What is expected =
Your task is to find every line of the listing that includes "taken" and copy it.

Start of Materials provided

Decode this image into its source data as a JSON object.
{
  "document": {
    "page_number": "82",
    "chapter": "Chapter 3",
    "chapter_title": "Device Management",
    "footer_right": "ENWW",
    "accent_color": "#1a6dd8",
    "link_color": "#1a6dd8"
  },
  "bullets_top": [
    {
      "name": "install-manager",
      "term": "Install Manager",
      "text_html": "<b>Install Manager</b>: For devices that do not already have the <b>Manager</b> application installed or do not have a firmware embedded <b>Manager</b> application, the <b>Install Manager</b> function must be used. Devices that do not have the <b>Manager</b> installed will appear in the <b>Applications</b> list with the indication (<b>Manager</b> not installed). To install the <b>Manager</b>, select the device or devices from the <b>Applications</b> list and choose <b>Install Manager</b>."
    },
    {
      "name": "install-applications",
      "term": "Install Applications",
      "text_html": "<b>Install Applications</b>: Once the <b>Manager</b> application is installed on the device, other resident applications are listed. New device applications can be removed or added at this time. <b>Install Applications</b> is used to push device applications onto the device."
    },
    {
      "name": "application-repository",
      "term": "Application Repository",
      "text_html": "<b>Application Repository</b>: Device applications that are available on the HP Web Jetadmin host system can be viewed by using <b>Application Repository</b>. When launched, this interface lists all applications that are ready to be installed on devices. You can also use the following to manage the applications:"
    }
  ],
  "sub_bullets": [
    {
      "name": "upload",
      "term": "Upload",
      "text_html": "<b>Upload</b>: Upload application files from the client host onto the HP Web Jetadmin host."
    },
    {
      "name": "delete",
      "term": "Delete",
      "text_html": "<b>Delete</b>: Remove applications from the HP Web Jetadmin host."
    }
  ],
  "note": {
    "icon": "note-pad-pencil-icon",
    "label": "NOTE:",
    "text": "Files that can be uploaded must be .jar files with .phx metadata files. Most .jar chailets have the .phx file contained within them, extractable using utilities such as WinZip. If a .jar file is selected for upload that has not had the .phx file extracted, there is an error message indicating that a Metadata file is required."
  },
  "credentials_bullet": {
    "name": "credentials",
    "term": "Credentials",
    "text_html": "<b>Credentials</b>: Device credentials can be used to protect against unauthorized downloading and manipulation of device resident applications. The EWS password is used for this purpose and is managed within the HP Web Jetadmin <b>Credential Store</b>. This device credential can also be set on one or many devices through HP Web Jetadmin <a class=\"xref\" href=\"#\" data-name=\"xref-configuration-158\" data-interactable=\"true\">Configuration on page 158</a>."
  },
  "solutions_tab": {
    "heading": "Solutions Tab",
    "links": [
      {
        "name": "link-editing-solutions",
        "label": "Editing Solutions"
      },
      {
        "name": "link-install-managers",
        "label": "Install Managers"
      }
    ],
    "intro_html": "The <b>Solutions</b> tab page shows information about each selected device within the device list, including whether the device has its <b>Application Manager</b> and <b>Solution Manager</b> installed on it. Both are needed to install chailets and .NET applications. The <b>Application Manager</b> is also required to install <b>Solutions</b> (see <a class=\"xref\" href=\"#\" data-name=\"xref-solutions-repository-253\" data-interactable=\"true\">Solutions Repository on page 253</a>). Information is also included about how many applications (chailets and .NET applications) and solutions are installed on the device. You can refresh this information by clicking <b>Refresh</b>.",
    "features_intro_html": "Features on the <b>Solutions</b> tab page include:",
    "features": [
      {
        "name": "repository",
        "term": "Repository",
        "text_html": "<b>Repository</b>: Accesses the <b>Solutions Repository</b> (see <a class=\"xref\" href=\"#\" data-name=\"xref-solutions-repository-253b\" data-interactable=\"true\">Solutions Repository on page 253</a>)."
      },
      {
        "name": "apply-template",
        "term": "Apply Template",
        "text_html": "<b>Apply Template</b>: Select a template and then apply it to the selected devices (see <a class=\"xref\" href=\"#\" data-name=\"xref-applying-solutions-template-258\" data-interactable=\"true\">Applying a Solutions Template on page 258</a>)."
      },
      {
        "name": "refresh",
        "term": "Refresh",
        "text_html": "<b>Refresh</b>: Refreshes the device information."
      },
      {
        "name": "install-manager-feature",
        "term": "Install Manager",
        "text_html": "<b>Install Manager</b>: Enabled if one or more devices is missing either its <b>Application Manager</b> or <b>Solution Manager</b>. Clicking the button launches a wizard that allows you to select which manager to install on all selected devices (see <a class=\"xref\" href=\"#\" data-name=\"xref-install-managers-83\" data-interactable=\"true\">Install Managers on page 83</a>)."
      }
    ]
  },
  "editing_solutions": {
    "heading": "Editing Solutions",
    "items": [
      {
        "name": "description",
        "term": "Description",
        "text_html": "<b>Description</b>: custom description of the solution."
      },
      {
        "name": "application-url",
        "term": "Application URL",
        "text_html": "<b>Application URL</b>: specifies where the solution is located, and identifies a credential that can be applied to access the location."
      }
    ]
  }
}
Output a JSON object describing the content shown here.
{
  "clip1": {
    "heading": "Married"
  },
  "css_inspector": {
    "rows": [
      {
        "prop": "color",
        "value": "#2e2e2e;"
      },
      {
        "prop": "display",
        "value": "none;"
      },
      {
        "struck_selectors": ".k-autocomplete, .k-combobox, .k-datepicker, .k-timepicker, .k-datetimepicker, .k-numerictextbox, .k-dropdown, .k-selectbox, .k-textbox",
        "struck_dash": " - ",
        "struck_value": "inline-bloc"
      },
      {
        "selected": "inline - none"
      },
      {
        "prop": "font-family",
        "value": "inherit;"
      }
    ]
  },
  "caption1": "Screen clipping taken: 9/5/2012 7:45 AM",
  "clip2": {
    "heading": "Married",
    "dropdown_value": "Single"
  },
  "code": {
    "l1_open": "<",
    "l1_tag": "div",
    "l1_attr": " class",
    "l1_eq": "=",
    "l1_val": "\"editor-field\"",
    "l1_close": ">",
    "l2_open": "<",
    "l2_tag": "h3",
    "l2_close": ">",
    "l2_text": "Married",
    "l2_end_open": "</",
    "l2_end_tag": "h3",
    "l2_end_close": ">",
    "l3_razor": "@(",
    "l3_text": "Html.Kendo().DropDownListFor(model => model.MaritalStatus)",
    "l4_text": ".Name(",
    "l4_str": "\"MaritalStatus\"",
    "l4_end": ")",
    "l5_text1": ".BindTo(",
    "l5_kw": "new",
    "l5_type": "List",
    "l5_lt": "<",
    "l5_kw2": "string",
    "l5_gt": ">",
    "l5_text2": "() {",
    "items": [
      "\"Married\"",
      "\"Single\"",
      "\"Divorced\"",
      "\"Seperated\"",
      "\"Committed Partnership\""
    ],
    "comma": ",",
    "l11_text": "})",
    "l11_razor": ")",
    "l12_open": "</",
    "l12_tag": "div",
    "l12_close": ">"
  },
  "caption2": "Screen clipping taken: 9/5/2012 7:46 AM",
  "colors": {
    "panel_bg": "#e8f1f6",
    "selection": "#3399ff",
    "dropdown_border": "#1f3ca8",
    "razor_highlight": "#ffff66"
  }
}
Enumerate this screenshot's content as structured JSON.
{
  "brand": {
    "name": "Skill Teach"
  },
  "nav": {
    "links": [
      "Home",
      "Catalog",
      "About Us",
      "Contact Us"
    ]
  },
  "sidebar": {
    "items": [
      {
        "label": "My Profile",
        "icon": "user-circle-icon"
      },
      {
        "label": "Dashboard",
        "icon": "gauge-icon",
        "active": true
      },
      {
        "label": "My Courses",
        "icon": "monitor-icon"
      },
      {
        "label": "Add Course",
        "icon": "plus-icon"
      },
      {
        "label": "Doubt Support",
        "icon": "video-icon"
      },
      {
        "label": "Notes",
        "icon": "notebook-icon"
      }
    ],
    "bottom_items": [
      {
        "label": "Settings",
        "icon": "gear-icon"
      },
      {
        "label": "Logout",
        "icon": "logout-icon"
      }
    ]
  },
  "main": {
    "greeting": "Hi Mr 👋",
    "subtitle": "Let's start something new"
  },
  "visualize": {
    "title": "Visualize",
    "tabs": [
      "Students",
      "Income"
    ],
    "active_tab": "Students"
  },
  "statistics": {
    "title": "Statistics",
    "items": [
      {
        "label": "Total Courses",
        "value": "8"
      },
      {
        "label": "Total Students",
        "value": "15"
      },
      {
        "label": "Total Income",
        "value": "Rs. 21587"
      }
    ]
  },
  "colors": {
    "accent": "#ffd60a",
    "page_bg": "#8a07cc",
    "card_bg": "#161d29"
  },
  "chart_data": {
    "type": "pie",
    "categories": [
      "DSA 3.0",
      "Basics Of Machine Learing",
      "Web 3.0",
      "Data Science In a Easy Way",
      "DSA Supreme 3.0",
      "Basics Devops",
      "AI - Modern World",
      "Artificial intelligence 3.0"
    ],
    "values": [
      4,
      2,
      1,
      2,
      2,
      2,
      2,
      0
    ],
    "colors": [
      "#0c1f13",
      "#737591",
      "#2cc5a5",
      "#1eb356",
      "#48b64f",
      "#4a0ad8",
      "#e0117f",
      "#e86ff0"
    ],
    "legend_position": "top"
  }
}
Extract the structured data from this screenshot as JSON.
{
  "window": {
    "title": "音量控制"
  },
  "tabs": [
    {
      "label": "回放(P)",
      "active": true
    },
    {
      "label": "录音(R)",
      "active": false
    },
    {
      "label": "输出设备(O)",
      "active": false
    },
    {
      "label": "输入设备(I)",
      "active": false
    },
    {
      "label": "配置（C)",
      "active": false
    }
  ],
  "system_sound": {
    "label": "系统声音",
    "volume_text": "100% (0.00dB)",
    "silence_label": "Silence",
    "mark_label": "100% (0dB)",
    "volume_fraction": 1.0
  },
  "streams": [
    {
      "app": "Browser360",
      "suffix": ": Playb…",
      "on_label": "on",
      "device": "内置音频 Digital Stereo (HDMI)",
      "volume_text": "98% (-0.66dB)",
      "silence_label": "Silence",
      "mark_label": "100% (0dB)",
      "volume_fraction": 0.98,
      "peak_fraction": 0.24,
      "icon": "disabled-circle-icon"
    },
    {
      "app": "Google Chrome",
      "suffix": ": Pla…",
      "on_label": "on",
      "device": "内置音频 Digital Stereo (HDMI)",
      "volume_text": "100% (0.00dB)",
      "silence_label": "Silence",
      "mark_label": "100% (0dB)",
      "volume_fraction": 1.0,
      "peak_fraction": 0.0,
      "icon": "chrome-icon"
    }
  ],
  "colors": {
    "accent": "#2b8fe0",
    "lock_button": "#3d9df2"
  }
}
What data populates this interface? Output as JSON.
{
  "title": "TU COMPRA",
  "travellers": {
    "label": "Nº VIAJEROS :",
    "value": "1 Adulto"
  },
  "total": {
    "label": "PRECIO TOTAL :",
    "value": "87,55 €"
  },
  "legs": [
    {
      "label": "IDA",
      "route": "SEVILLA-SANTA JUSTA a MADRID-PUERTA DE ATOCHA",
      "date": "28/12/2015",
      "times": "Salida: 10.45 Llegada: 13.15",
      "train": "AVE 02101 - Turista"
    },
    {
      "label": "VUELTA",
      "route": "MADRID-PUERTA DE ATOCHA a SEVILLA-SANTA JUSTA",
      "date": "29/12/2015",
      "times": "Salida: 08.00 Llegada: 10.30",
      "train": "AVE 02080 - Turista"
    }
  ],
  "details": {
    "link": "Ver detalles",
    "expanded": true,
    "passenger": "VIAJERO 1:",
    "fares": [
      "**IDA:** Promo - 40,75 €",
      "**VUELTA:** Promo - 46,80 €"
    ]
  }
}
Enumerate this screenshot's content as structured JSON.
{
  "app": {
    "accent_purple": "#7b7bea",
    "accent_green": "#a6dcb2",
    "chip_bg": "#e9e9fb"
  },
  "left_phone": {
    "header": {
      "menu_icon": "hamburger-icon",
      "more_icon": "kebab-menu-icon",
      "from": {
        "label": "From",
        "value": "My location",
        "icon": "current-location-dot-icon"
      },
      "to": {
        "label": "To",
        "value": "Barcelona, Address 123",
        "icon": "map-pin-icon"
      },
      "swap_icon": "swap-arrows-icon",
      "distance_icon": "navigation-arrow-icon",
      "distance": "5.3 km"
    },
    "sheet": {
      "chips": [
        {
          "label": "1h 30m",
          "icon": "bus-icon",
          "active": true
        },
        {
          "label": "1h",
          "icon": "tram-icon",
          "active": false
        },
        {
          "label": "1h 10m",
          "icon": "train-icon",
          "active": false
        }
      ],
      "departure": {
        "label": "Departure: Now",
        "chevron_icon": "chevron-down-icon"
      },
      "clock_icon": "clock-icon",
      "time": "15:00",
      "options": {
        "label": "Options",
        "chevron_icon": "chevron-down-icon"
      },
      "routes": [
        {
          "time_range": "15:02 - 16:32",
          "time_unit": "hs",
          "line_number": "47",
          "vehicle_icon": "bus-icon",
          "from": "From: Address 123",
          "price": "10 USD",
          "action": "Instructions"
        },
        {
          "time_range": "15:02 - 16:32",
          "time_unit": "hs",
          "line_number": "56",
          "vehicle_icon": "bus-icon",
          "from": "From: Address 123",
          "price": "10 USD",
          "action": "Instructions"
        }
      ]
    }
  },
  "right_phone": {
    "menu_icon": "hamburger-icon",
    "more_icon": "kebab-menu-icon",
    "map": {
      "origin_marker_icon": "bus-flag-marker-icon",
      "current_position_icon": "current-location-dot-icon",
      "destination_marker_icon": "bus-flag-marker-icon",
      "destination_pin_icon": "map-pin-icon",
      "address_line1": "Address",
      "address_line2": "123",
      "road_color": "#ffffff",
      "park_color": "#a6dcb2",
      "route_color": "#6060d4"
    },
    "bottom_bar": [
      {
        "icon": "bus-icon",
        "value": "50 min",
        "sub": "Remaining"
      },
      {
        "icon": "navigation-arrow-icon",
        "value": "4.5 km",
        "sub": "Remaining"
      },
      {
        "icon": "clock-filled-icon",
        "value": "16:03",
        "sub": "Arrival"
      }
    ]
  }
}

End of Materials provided

Output of the task =
  "caption1": "Screen clipping taken: 9/5/2012 7:45 AM",
  "caption2": "Screen clipping taken: 9/5/2012 7:46 AM",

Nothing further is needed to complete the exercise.